Check out LSU sale for cookbook collecting

cHERAMIE sONNIER

One of my favorite weekends each year is when the Friends of the LSU Libraries hold its Book Bazaar. I make at least one, sometimes two trips, to the LSU campus to look through the used books arranged by categories on long tables and on book shelves. I even peruse the books still in boxes under the tables, that makes me think I might find that special book no one else has spotted.

Cookbook collectors in particular shouldn’t miss the Friends of the LSU Libraries Book Bazaar, which continues through Saturday. There will be plenty of bargains, from hard-to-find volumes to popular local cookbooks, priced from 50 cents to $20, organizers say.

Members of the Friends of the LSU Libraries have gathered more than 60,000 used books for this year’s sale, according to Madeline Mocan, publicity coordinator.

The annual sale is on the LSU campus in the 4-H Mini Farm and Nelson Memorial buildings, located just south of the John M. Parker Coliseum.
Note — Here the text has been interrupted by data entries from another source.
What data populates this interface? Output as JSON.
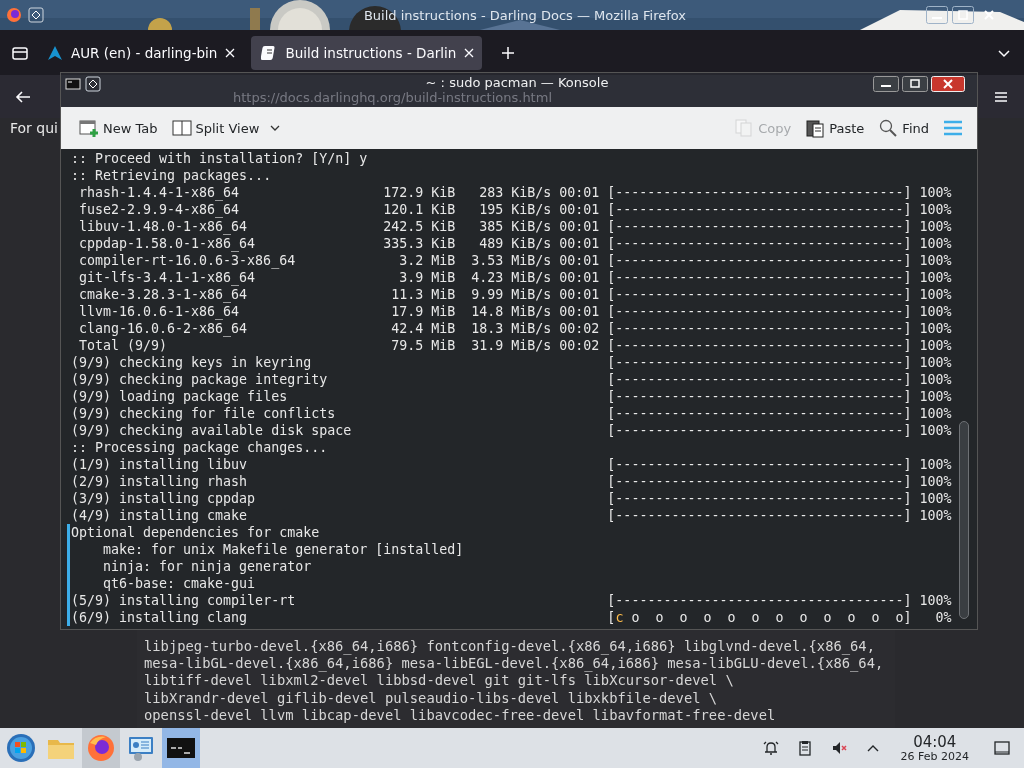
{
  "firefox": {
    "title": "Build instructions - Darling Docs — Mozilla Firefox",
    "tabs": [
      {
        "label": "AUR (en) - darling-bin",
        "selected": false
      },
      {
        "label": "Build instructions - Darlin",
        "selected": true
      }
    ],
    "url": "https://docs.darlinghq.org/build-instructions.html",
    "page_text": "For qui",
    "code_lines": [
      "libjpeg-turbo-devel.{x86_64,i686} fontconfig-devel.{x86_64,i686} libglvnd-devel.{x86_64,",
      "mesa-libGL-devel.{x86_64,i686} mesa-libEGL-devel.{x86_64,i686} mesa-libGLU-devel.{x86_64,",
      "libtiff-devel libxml2-devel libbsd-devel git git-lfs libXcursor-devel \\",
      "libXrandr-devel giflib-devel pulseaudio-libs-devel libxkbfile-devel \\",
      "openssl-devel llvm libcap-devel libavcodec-free-devel libavformat-free-devel"
    ]
  },
  "konsole": {
    "title": "~ : sudo pacman — Konsole",
    "toolbar": [
      {
        "kind": "new-tab",
        "label": "New Tab",
        "disabled": false
      },
      {
        "kind": "split-view",
        "label": "Split View",
        "disabled": false
      },
      {
        "kind": "copy",
        "label": "Copy",
        "disabled": true
      },
      {
        "kind": "paste",
        "label": "Paste",
        "disabled": false
      },
      {
        "kind": "find",
        "label": "Find",
        "disabled": false
      },
      {
        "kind": "menu",
        "disabled": false
      }
    ],
    "lines": [
      {
        "kind": "plain",
        "text": ":: Proceed with installation? [Y/n] y",
        "marked": false
      },
      {
        "kind": "plain",
        "text": ":: Retrieving packages...",
        "marked": false
      },
      {
        "kind": "download",
        "name": "rhash-1.4.4-1-x86_64",
        "size": "172.9 KiB",
        "speed": "283 KiB/s",
        "time": "00:01",
        "bar": "[------------------------------------]",
        "percent": "100%",
        "marked": false
      },
      {
        "kind": "download",
        "name": "fuse2-2.9.9-4-x86_64",
        "size": "120.1 KiB",
        "speed": "195 KiB/s",
        "time": "00:01",
        "bar": "[------------------------------------]",
        "percent": "100%",
        "marked": false
      },
      {
        "kind": "download",
        "name": "libuv-1.48.0-1-x86_64",
        "size": "242.5 KiB",
        "speed": "385 KiB/s",
        "time": "00:01",
        "bar": "[------------------------------------]",
        "percent": "100%",
        "marked": false
      },
      {
        "kind": "download",
        "name": "cppdap-1.58.0-1-x86_64",
        "size": "335.3 KiB",
        "speed": "489 KiB/s",
        "time": "00:01",
        "bar": "[------------------------------------]",
        "percent": "100%",
        "marked": false
      },
      {
        "kind": "download",
        "name": "compiler-rt-16.0.6-3-x86_64",
        "size": "3.2 MiB",
        "speed": "3.53 MiB/s",
        "time": "00:01",
        "bar": "[------------------------------------]",
        "percent": "100%",
        "marked": false
      },
      {
        "kind": "download",
        "name": "git-lfs-3.4.1-1-x86_64",
        "size": "3.9 MiB",
        "speed": "4.23 MiB/s",
        "time": "00:01",
        "bar": "[------------------------------------]",
        "percent": "100%",
        "marked": false
      },
      {
        "kind": "download",
        "name": "cmake-3.28.3-1-x86_64",
        "size": "11.3 MiB",
        "speed": "9.99 MiB/s",
        "time": "00:01",
        "bar": "[------------------------------------]",
        "percent": "100%",
        "marked": false
      },
      {
        "kind": "download",
        "name": "llvm-16.0.6-1-x86_64",
        "size": "17.9 MiB",
        "speed": "14.8 MiB/s",
        "time": "00:01",
        "bar": "[------------------------------------]",
        "percent": "100%",
        "marked": false
      },
      {
        "kind": "download",
        "name": "clang-16.0.6-2-x86_64",
        "size": "42.4 MiB",
        "speed": "18.3 MiB/s",
        "time": "00:02",
        "bar": "[------------------------------------]",
        "percent": "100%",
        "marked": false
      },
      {
        "kind": "download",
        "name": "Total (9/9)",
        "size": "79.5 MiB",
        "speed": "31.9 MiB/s",
        "time": "00:02",
        "bar": "[------------------------------------]",
        "percent": "100%",
        "marked": false
      },
      {
        "kind": "step",
        "text": "(9/9) checking keys in keyring",
        "bar": "[------------------------------------]",
        "percent": "100%",
        "marked": false
      },
      {
        "kind": "step",
        "text": "(9/9) checking package integrity",
        "bar": "[------------------------------------]",
        "percent": "100%",
        "marked": false
      },
      {
        "kind": "step",
        "text": "(9/9) loading package files",
        "bar": "[------------------------------------]",
        "percent": "100%",
        "marked": false
      },
      {
        "kind": "step",
        "text": "(9/9) checking for file conflicts",
        "bar": "[------------------------------------]",
        "percent": "100%",
        "marked": false
      },
      {
        "kind": "step",
        "text": "(9/9) checking available disk space",
        "bar": "[------------------------------------]",
        "percent": "100%",
        "marked": false
      },
      {
        "kind": "plain",
        "text": ":: Processing package changes...",
        "marked": false
      },
      {
        "kind": "step",
        "text": "(1/9) installing libuv",
        "bar": "[------------------------------------]",
        "percent": "100%",
        "marked": false
      },
      {
        "kind": "step",
        "text": "(2/9) installing rhash",
        "bar": "[------------------------------------]",
        "percent": "100%",
        "marked": false
      },
      {
        "kind": "step",
        "text": "(3/9) installing cppdap",
        "bar": "[------------------------------------]",
        "percent": "100%",
        "marked": false
      },
      {
        "kind": "step",
        "text": "(4/9) installing cmake",
        "bar": "[------------------------------------]",
        "percent": "100%",
        "marked": false
      },
      {
        "kind": "plain",
        "text": "Optional dependencies for cmake",
        "marked": true
      },
      {
        "kind": "sub",
        "text": "make: for unix Makefile generator [installed]",
        "marked": true
      },
      {
        "kind": "sub",
        "text": "ninja: for ninja generator",
        "marked": true
      },
      {
        "kind": "sub",
        "text": "qt6-base: cmake-gui",
        "marked": true
      },
      {
        "kind": "step",
        "text": "(5/9) installing compiler-rt",
        "bar": "[------------------------------------]",
        "percent": "100%",
        "marked": true
      },
      {
        "kind": "pacman",
        "text": "(6/9) installing clang",
        "bar_start": "[",
        "pacman": "c",
        "bar_rest": " o  o  o  o  o  o  o  o  o  o  o  o]",
        "percent": "0%",
        "marked": true
      }
    ]
  },
  "taskbar": {
    "apps": [
      {
        "kind": "start",
        "selected": false,
        "hovered": false
      },
      {
        "kind": "files",
        "selected": false,
        "hovered": false
      },
      {
        "kind": "browser",
        "selected": false,
        "hovered": true
      },
      {
        "kind": "settings",
        "selected": false,
        "hovered": false
      },
      {
        "kind": "terminal",
        "selected": true,
        "hovered": false
      }
    ],
    "time": "04:04",
    "date": "26 Feb 2024"
  }
}
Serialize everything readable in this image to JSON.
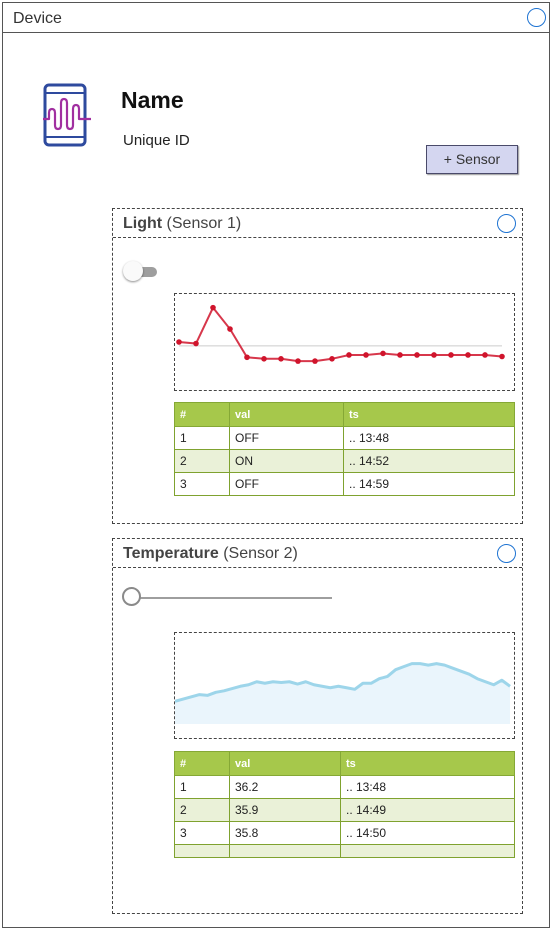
{
  "window": {
    "title": "Device"
  },
  "device": {
    "name": "Name",
    "unique_id": "Unique ID",
    "add_sensor_label": "+ Sensor",
    "icon": "device-signal-icon"
  },
  "colors": {
    "accent": "#1e73d2",
    "table_header": "#a6c84b",
    "table_row_alt": "#eaf1d8",
    "light_line": "#d0142c",
    "temp_line": "#9dd5ea",
    "temp_fill": "#eaf5fc"
  },
  "sensors": [
    {
      "name": "Light",
      "suffix": "(Sensor 1)",
      "control": {
        "type": "toggle",
        "state": "off"
      },
      "table": {
        "headers": [
          "#",
          "val",
          "ts"
        ],
        "rows": [
          [
            "1",
            "OFF",
            ".. 13:48"
          ],
          [
            "2",
            "ON",
            ".. 14:52"
          ],
          [
            "3",
            "OFF",
            ".. 14:59"
          ]
        ]
      }
    },
    {
      "name": "Temperature",
      "suffix": "(Sensor 2)",
      "control": {
        "type": "slider",
        "value": 0
      },
      "table": {
        "headers": [
          "#",
          "val",
          "ts"
        ],
        "rows": [
          [
            "1",
            "36.2",
            ".. 13:48"
          ],
          [
            "2",
            "35.9",
            ".. 14:49"
          ],
          [
            "3",
            "35.8",
            ".. 14:50"
          ],
          [
            "",
            "",
            ""
          ]
        ]
      }
    }
  ],
  "chart_data": [
    {
      "type": "line",
      "series": [
        {
          "values": [
            0.55,
            0.53,
            1.0,
            0.72,
            0.35,
            0.33,
            0.33,
            0.3,
            0.3,
            0.33,
            0.38,
            0.38,
            0.4,
            0.38,
            0.38,
            0.38,
            0.38,
            0.38,
            0.38,
            0.36
          ]
        }
      ],
      "ylim": [
        0,
        1.1
      ],
      "baseline": 0.5,
      "grid": false
    },
    {
      "type": "area",
      "series": [
        {
          "values": [
            0.3,
            0.33,
            0.36,
            0.39,
            0.38,
            0.42,
            0.44,
            0.47,
            0.5,
            0.52,
            0.56,
            0.54,
            0.56,
            0.55,
            0.56,
            0.53,
            0.56,
            0.52,
            0.5,
            0.48,
            0.5,
            0.48,
            0.46,
            0.54,
            0.54,
            0.6,
            0.63,
            0.72,
            0.76,
            0.8,
            0.8,
            0.78,
            0.8,
            0.78,
            0.74,
            0.7,
            0.66,
            0.6,
            0.56,
            0.52,
            0.58,
            0.5
          ]
        }
      ],
      "ylim": [
        0,
        1.1
      ],
      "grid": false
    }
  ]
}
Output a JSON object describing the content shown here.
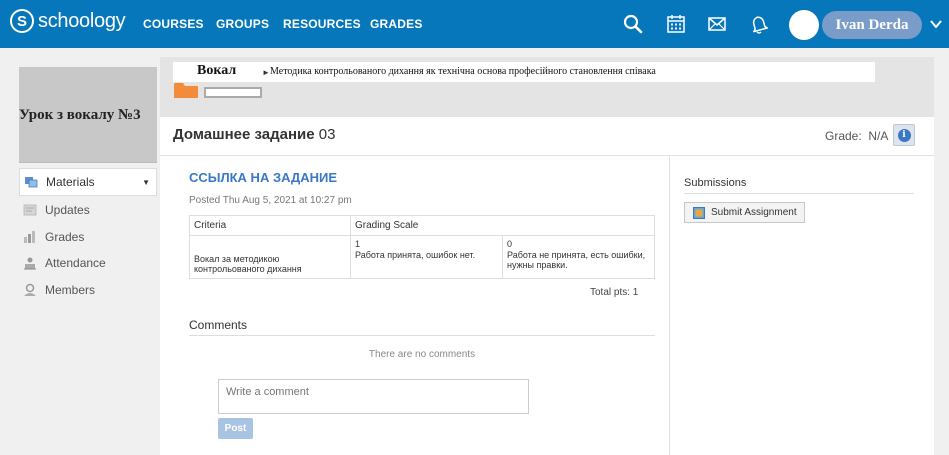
{
  "nav": {
    "logo_text": "schoology",
    "logo_mark": "S",
    "links": [
      "COURSES",
      "GROUPS",
      "RESOURCES",
      "GRADES"
    ],
    "icons": [
      "search-icon",
      "calendar-icon",
      "mail-icon",
      "bell-icon"
    ],
    "user_name": "Ivan Derda",
    "colors": {
      "bar": "#0677ba",
      "user_pill": "#7a9cc8"
    }
  },
  "course": {
    "title": "Урок з вокалу №3",
    "section_title": "Вокал",
    "breadcrumb": "Методика контрольованого дихання як технічна основа професійного становлення співака"
  },
  "sidebar": {
    "items": [
      {
        "label": "Materials",
        "icon": "materials-icon",
        "active": true
      },
      {
        "label": "Updates",
        "icon": "updates-icon",
        "active": false
      },
      {
        "label": "Grades",
        "icon": "grades-icon",
        "active": false
      },
      {
        "label": "Attendance",
        "icon": "attendance-icon",
        "active": false
      },
      {
        "label": "Members",
        "icon": "members-icon",
        "active": false
      }
    ]
  },
  "assignment": {
    "title_prefix": "Домашнее задание",
    "title_number": "03",
    "grade_label": "Grade:",
    "grade_value": "N/A",
    "link_title": "ССЫЛКА НА ЗАДАНИЕ",
    "posted": "Posted Thu Aug 5, 2021 at 10:27 pm"
  },
  "rubric": {
    "headers": [
      "Criteria",
      "Grading Scale"
    ],
    "criterion": "Вокал за методикою контрольованого дихання",
    "levels": [
      {
        "points": "1",
        "description": "Работа принята, ошибок нет."
      },
      {
        "points": "0",
        "description": "Работа не принята, есть ошибки, нужны правки."
      }
    ],
    "total": "Total pts: 1"
  },
  "comments": {
    "heading": "Comments",
    "empty_text": "There are no comments",
    "placeholder": "Write a comment",
    "post_label": "Post"
  },
  "submissions": {
    "heading": "Submissions",
    "button_label": "Submit Assignment"
  }
}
Hours are 9 a.m. to 7 p.m. Thursday and Friday and 9 a.m. to 5 p.m. Saturday, and admission is free.

Cookbook fans should head to the Nelson Memorial building where they will find plenty to choose from — at least 2,400 cookbooks, including “an enormous collection of Louisiana cookbooks and lots of Southern” books, said Pat Hoth, the Friends’ cookbook expert.

“This is a good chance to ‘beef up’ your cookbook collection and perhaps expand your cooking repertoire,” Mocan said.

There will be cookbooks by authors Julia Child, Holly Clegg and Nippy Carville; a complete set of the late Chet Beckwith’s popular “Too Good to be True” series; plus copies of the Junior League of Baton Rouge’s “River Road Recipes” and even some of the booklets compiled by The Advocate’s Food staff for its “Food Focus” shows.

“There will be a copy of ‘The Junior League of Mexico City’ cookbook, which I will be hand carrying to the sale since it only came in last week,” Hoth said. “We also have two two-volume sets of ‘Eating Your Way Around the World: Knife, Fork and Spoon’ and ‘Drinking Your Way Around the World: Jigger, Beaker and Glass’ by Charles Baker Jr. One is the original 1946 set and the other is from 1951. The drawings are beautiful, what I think of as 1920s, 1930s illustrations.”

Anyone wanting information about donating books to The Friends of the LSU Libraries should call the Book Barn at (225) 578-5925 after this year’s sale ends.

Happy cookbook hunting.